INSTRUCTIONS FOR THE TASK: Please reproduce the entries below exactly from the line holding "Give me the" through the last line, both included, and omit any pictures.

INFORMATION:
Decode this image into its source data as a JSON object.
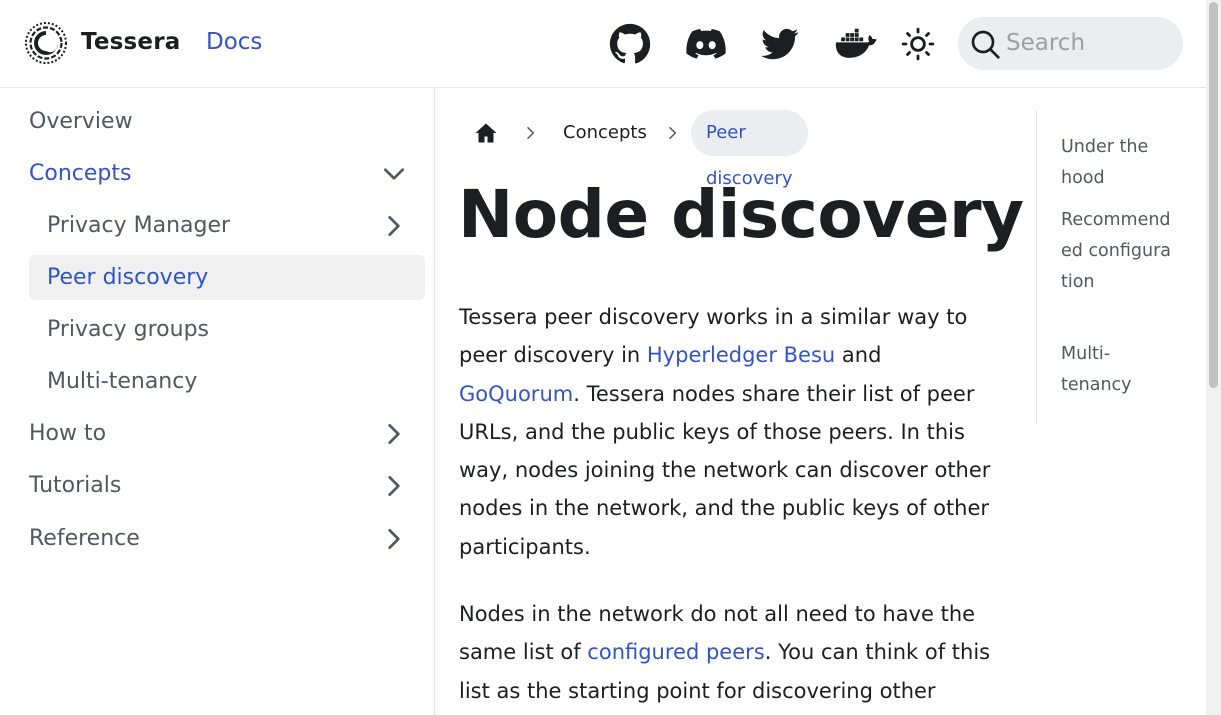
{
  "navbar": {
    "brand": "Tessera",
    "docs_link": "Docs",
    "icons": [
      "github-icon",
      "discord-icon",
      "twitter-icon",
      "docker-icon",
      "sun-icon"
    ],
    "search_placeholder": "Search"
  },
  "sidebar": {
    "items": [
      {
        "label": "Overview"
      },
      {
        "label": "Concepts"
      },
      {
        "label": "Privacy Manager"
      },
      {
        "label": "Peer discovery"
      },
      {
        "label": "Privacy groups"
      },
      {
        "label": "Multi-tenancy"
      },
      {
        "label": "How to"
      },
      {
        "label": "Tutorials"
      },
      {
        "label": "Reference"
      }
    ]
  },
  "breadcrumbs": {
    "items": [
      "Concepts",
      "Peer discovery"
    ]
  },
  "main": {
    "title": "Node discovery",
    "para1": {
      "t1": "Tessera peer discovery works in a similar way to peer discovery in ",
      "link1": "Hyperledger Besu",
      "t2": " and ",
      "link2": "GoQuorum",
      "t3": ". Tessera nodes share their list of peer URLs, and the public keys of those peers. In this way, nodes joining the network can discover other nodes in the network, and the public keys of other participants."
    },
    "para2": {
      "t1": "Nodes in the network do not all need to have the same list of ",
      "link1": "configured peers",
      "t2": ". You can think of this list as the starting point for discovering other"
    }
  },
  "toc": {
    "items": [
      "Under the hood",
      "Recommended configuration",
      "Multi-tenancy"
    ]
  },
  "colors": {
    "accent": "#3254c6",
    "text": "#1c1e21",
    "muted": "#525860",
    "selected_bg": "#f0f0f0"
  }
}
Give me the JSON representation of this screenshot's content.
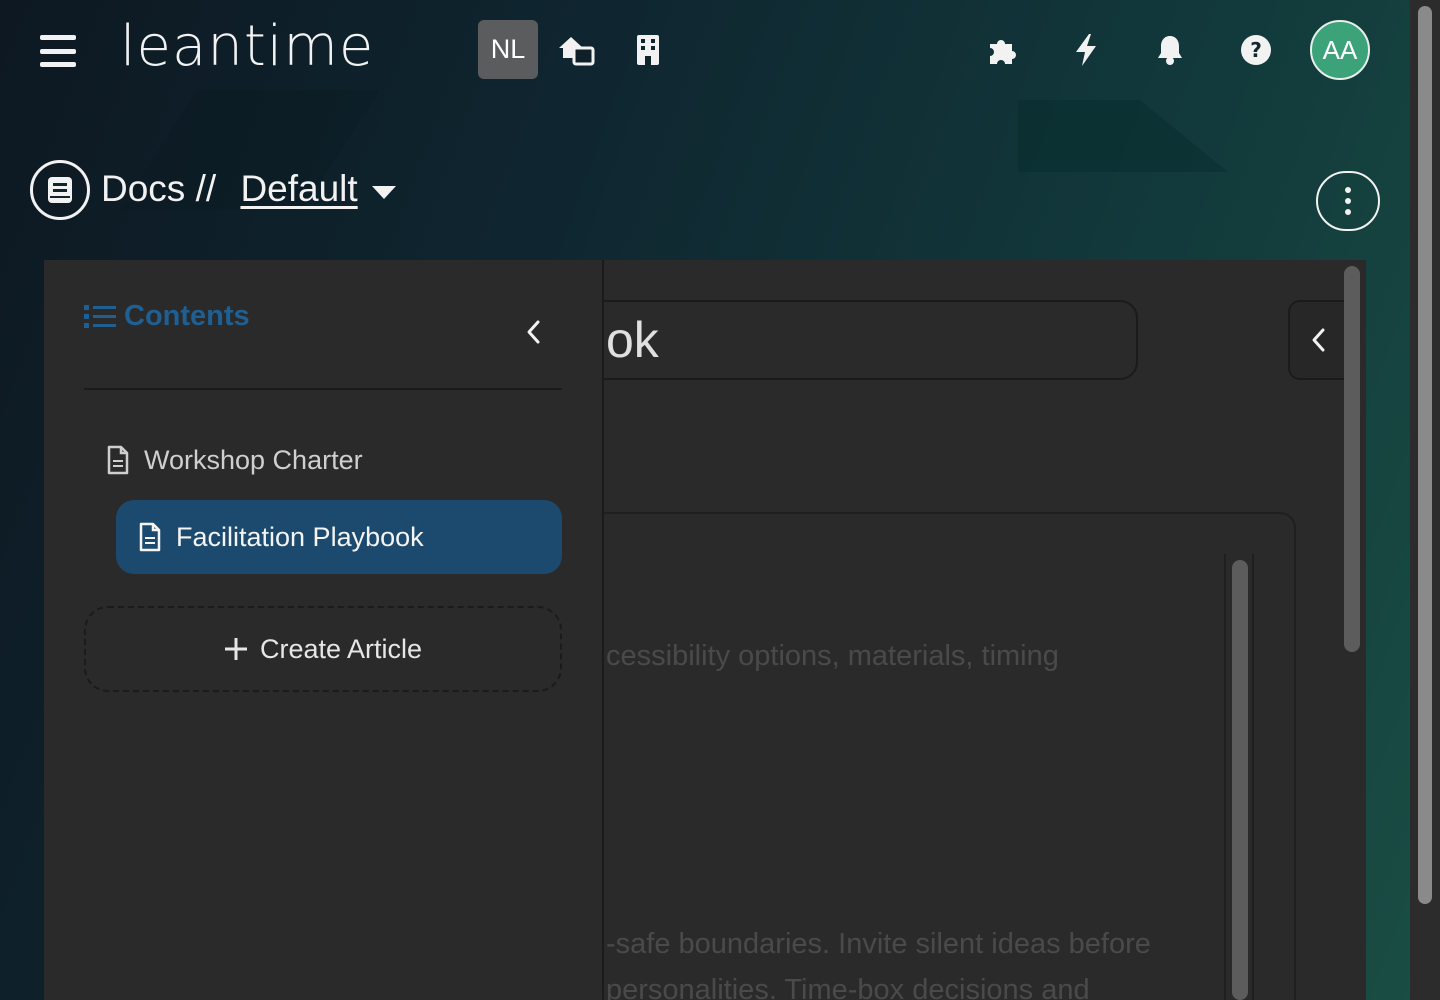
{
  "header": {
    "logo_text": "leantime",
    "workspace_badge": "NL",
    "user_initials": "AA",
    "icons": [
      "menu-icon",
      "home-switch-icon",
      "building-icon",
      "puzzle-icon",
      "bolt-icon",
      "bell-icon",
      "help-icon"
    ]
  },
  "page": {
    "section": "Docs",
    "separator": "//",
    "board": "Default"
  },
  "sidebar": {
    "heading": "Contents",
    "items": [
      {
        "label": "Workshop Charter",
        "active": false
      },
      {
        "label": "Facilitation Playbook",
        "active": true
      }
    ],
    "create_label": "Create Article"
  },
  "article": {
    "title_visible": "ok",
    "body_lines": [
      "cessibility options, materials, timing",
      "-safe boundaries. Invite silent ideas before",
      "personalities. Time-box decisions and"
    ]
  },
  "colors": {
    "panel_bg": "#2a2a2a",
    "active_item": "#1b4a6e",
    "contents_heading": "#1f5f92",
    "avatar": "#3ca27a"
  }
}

THE COMPLETED TASK:
Give me the JSON representation of this screenshot's content.
{
  "header": {
    "logo_text": "leantime",
    "workspace_badge": "NL",
    "user_initials": "AA",
    "icons": [
      "menu-icon",
      "home-switch-icon",
      "building-icon",
      "puzzle-icon",
      "bolt-icon",
      "bell-icon",
      "help-icon"
    ]
  },
  "page": {
    "section": "Docs",
    "separator": "//",
    "board": "Default"
  },
  "sidebar": {
    "heading": "Contents",
    "items": [
      {
        "label": "Workshop Charter",
        "active": false
      },
      {
        "label": "Facilitation Playbook",
        "active": true
      }
    ],
    "create_label": "Create Article"
  },
  "article": {
    "title_visible": "ok",
    "body_lines": [
      "cessibility options, materials, timing",
      "-safe boundaries. Invite silent ideas before",
      "personalities. Time-box decisions and"
    ]
  },
  "colors": {
    "panel_bg": "#2a2a2a",
    "active_item": "#1b4a6e",
    "contents_heading": "#1f5f92",
    "avatar": "#3ca27a"
  }
}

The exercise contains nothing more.